§ PROBLEM
Output the records below in full, word for word; pictures do not belong in it.

----

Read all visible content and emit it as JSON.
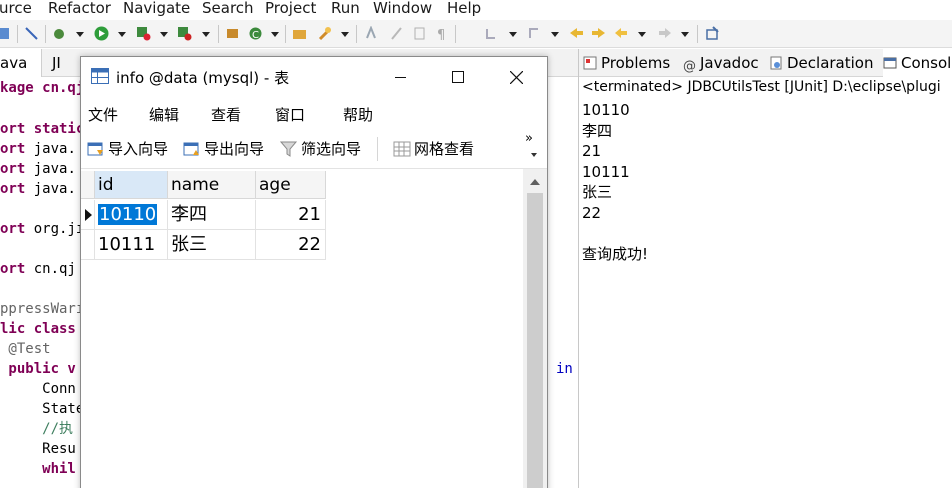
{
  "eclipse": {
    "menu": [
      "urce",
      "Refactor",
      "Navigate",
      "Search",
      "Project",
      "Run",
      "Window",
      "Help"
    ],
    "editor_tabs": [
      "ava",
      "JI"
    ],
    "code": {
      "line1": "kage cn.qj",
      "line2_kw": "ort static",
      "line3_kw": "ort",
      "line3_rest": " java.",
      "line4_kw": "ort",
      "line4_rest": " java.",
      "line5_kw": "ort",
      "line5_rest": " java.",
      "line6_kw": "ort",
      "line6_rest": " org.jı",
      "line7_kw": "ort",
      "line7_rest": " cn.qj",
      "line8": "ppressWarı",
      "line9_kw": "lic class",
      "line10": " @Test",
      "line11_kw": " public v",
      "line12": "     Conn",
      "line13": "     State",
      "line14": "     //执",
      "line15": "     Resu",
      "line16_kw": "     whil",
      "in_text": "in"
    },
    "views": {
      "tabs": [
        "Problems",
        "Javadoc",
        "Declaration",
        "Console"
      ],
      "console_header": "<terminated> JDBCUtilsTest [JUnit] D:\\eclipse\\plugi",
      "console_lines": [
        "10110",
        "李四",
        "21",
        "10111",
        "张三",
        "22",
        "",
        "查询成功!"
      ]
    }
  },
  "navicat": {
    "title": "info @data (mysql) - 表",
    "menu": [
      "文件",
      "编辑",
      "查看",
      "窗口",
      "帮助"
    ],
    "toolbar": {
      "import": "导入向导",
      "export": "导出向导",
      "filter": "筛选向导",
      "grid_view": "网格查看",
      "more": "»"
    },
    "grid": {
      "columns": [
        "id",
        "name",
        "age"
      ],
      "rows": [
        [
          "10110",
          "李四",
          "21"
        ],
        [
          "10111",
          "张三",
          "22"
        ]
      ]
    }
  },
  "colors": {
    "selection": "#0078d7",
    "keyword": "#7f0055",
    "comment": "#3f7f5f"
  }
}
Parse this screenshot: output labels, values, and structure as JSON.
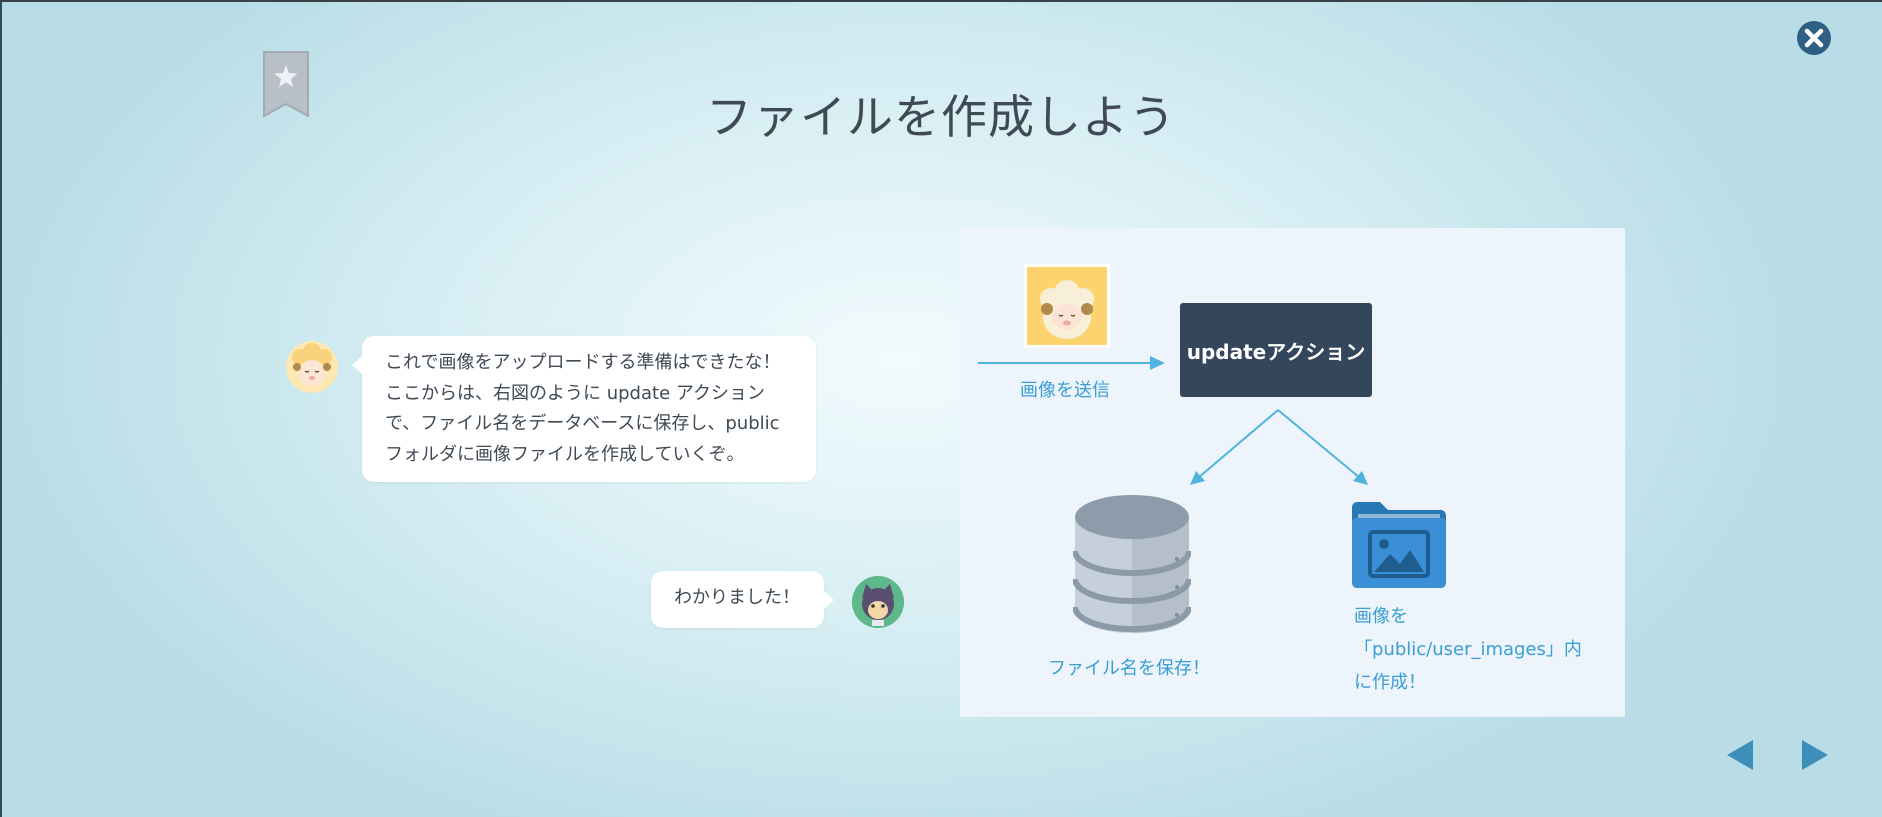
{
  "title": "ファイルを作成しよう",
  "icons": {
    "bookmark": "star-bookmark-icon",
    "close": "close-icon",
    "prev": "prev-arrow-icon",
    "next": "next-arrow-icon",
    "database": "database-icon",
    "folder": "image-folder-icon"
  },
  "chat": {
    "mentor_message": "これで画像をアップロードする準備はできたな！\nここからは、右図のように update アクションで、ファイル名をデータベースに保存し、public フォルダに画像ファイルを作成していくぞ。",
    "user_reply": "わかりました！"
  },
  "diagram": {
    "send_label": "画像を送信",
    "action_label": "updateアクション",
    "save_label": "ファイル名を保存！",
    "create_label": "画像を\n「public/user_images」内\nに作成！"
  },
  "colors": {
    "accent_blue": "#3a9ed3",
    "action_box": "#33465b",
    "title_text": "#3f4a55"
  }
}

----

§ RESULT FOR THIS TASK
Read all visible content and emit it as JSON.
{
  "eclipse": {
    "menu": [
      "urce",
      "Refactor",
      "Navigate",
      "Search",
      "Project",
      "Run",
      "Window",
      "Help"
    ],
    "editor_tabs": [
      "ava",
      "JI"
    ],
    "code": {
      "line1": "kage cn.qj",
      "line2_kw": "ort static",
      "line3_kw": "ort",
      "line3_rest": " java.",
      "line4_kw": "ort",
      "line4_rest": " java.",
      "line5_kw": "ort",
      "line5_rest": " java.",
      "line6_kw": "ort",
      "line6_rest": " org.jı",
      "line7_kw": "ort",
      "line7_rest": " cn.qj",
      "line8": "ppressWarı",
      "line9_kw": "lic class",
      "line10": " @Test",
      "line11_kw": " public v",
      "line12": "     Conn",
      "line13": "     State",
      "line14": "     //执",
      "line15": "     Resu",
      "line16_kw": "     whil",
      "in_text": "in"
    },
    "views": {
      "tabs": [
        "Problems",
        "Javadoc",
        "Declaration",
        "Console"
      ],
      "console_header": "<terminated> JDBCUtilsTest [JUnit] D:\\eclipse\\plugi",
      "console_lines": [
        "10110",
        "李四",
        "21",
        "10111",
        "张三",
        "22",
        "",
        "查询成功!"
      ]
    }
  },
  "navicat": {
    "title": "info @data (mysql) - 表",
    "menu": [
      "文件",
      "编辑",
      "查看",
      "窗口",
      "帮助"
    ],
    "toolbar": {
      "import": "导入向导",
      "export": "导出向导",
      "filter": "筛选向导",
      "grid_view": "网格查看",
      "more": "»"
    },
    "grid": {
      "columns": [
        "id",
        "name",
        "age"
      ],
      "rows": [
        [
          "10110",
          "李四",
          "21"
        ],
        [
          "10111",
          "张三",
          "22"
        ]
      ]
    }
  },
  "colors": {
    "selection": "#0078d7",
    "keyword": "#7f0055",
    "comment": "#3f7f5f"
  }
}
Parse this screenshot: output labels, values, and structure as JSON.
{
  "title": "ファイルを作成しよう",
  "icons": {
    "bookmark": "star-bookmark-icon",
    "close": "close-icon",
    "prev": "prev-arrow-icon",
    "next": "next-arrow-icon",
    "database": "database-icon",
    "folder": "image-folder-icon"
  },
  "chat": {
    "mentor_message": "これで画像をアップロードする準備はできたな！\nここからは、右図のように update アクションで、ファイル名をデータベースに保存し、public フォルダに画像ファイルを作成していくぞ。",
    "user_reply": "わかりました！"
  },
  "diagram": {
    "send_label": "画像を送信",
    "action_label": "updateアクション",
    "save_label": "ファイル名を保存！",
    "create_label": "画像を\n「public/user_images」内\nに作成！"
  },
  "colors": {
    "accent_blue": "#3a9ed3",
    "action_box": "#33465b",
    "title_text": "#3f4a55"
  }
}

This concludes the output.